Scroll forwards a year and I am so content here that I love it all and can see Christmas all around me!   Instead of a panicky rush to tick things off the to do list, here it’s a gentle run up to Christmas and there is a group awareness of the approach of a great season of joy and feasting.  I’m particularly fond of the way that all the supermarkets stack their entrances with boxes and boxes of chocolate!  Whats not to like!  Chocolate snail shells seem to be a thing, coming in all sorts of flavours and you can buy bags of choccies that come with mottos and bangers!  Ok, all the mottos are in French, but I’m sure I’ll be able to work out the gist of what they are saying, this year.  I can measure my progress in France in chocolate!

I don’t remember feeling that I couldn’t get everything I needed for Christmas dinner last year…apart from…Parsnips!  In France, I’ve been told that parsnips are seen as animal feed.  The specimens I found last year were mangy, to put it mildly.  This year, I have already scored my parsnips and am planning to glaze them with butter and brown sugar and roast them ahead of time and freeze them for the big day.  I’m still eeking out my packets of vegetable suet.  I’ve yet to find anywhere that stocks it.  I was asked to make mince pies for our local village Christmas fair and forgot for a moment that I was in France and that finding a jar of mincemeat is like finding the holy grail.  I thought for a moment that I would simply be able to pop to my local supermarket and pick up some jars.  Honestly, I’m so fluffy at times!  Instead, I simply put on my apron, got out my cookbooks and made a mincemeat that is so delicious and easy to make that I will never buy it again.  I might have accidentally tipped in a bit more Armagnac than the recipe suggested, but, hey, its Christmastime!  Here is the recipe I used: www.bbcgoodfood.com/recipes/quick-mix-mincemeat

 

I’m thinking next year I might experiment and use plums instead of apples and maybe add chilli flakes and pink pepper corns?  I decided that the mincemeat experience is a good metaphor for moving here to France.  You need to adapt, become adept at making things you need yourself and enjoy the thrill of creating something delicious yourself!

I am trying out a new recipe for our main course for Christmas Dinner this year and thought you might like to try it too?  You could let me know how yours turned out, maybe?  Top tip, you can order Vital Wheat Gluten from Amazon.

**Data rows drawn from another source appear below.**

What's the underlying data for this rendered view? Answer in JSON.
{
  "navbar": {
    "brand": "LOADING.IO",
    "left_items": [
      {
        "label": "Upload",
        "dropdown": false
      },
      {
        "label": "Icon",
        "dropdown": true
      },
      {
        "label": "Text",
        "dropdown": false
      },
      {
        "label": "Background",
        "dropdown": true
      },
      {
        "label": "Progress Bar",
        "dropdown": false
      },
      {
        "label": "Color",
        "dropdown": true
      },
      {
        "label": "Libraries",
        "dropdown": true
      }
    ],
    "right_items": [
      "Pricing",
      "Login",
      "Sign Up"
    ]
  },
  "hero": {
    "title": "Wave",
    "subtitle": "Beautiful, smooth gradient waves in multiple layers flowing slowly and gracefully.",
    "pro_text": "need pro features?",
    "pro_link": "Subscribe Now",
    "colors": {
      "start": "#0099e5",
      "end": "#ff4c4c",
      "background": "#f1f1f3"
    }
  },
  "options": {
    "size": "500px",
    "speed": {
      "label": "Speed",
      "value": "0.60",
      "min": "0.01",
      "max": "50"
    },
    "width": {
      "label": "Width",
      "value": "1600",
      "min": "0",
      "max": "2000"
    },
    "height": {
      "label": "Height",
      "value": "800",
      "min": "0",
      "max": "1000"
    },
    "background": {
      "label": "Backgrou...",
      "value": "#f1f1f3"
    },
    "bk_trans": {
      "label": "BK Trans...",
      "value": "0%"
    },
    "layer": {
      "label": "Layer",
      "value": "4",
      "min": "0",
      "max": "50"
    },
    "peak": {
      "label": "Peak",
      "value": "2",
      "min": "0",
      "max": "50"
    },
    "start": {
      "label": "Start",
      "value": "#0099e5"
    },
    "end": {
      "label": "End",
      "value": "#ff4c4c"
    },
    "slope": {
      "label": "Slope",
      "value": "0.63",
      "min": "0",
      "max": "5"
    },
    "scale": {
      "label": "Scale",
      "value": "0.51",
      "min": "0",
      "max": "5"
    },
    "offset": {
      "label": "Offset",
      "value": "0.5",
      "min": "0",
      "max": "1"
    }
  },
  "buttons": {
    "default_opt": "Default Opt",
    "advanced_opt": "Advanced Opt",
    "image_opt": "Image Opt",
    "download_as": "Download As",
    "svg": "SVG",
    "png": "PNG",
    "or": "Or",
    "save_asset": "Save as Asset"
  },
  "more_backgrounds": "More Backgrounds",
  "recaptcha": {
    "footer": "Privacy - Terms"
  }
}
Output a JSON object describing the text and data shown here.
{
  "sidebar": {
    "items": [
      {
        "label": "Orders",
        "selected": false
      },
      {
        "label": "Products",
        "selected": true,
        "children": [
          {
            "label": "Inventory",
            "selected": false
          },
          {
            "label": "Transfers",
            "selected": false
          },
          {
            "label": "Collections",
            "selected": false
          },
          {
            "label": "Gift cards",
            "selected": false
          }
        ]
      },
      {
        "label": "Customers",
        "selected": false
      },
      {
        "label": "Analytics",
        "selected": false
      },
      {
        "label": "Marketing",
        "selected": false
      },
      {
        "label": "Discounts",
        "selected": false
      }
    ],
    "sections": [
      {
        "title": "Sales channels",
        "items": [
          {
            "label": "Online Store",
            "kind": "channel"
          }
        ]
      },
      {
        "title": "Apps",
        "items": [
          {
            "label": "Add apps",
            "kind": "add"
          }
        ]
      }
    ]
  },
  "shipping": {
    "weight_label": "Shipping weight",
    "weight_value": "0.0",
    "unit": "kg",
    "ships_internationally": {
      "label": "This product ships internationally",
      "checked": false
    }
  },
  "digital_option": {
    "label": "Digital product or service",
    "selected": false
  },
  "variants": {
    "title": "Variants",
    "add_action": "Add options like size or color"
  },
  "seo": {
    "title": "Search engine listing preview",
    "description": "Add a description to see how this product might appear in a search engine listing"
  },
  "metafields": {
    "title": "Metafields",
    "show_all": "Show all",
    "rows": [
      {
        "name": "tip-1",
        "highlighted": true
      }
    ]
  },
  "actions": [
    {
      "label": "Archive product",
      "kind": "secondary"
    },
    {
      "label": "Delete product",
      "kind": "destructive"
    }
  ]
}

This recipe is from Gaz Oakley: www.saga.co.uk.magazine/food/recipes/christmas/vegan-wellington-gaz-oakley

I like the look of his new cookbook too: www.amazon.com/vegan-Christmas-amazing-recipes-festive/dp/1787132676 and it will certainly appear on my Christmas wish list, along with this cookbook.  www.waterstones.com/book/the-green-roasting-tin/rukmini-iyer/9781910931899.  Pure genius, it’s a cookbook where you just chuck everything in a baking tray and bung it in the oven.

 

I know its traditional to have heavy stodgy puds at Christmas, but frankly, noone in my family likes all the fruit and darkness. This year, I am going to make this dessert, which never fails to please.  I will be turning to my current favourite cookbook Fresh India by Meera Sodha and the recipe is so easy.  http://thetaste.ie/wp/bengal-baked-curd-with-tamarind-berries-recipe-from-fresh-india-cookbook

I think I might substitute the tamarind topping with caramelised clementines and a splash of Aperol, just to give it the wow factor.  Don’t forget a puff of edible gold glitter too!

I promised you a cocktail recipe too.  I think you might like this; it has all the elements of a Christmas showstopper in edible form!  www.wearesovegan.com/lime-jello-shots.  These are so satisfying to make and really look most impressive!

I hope these recipes have inspired you! I hope you have a wonderful Christmas and don’t forget to look at my other blogs on www.thelocalbuzzmag.com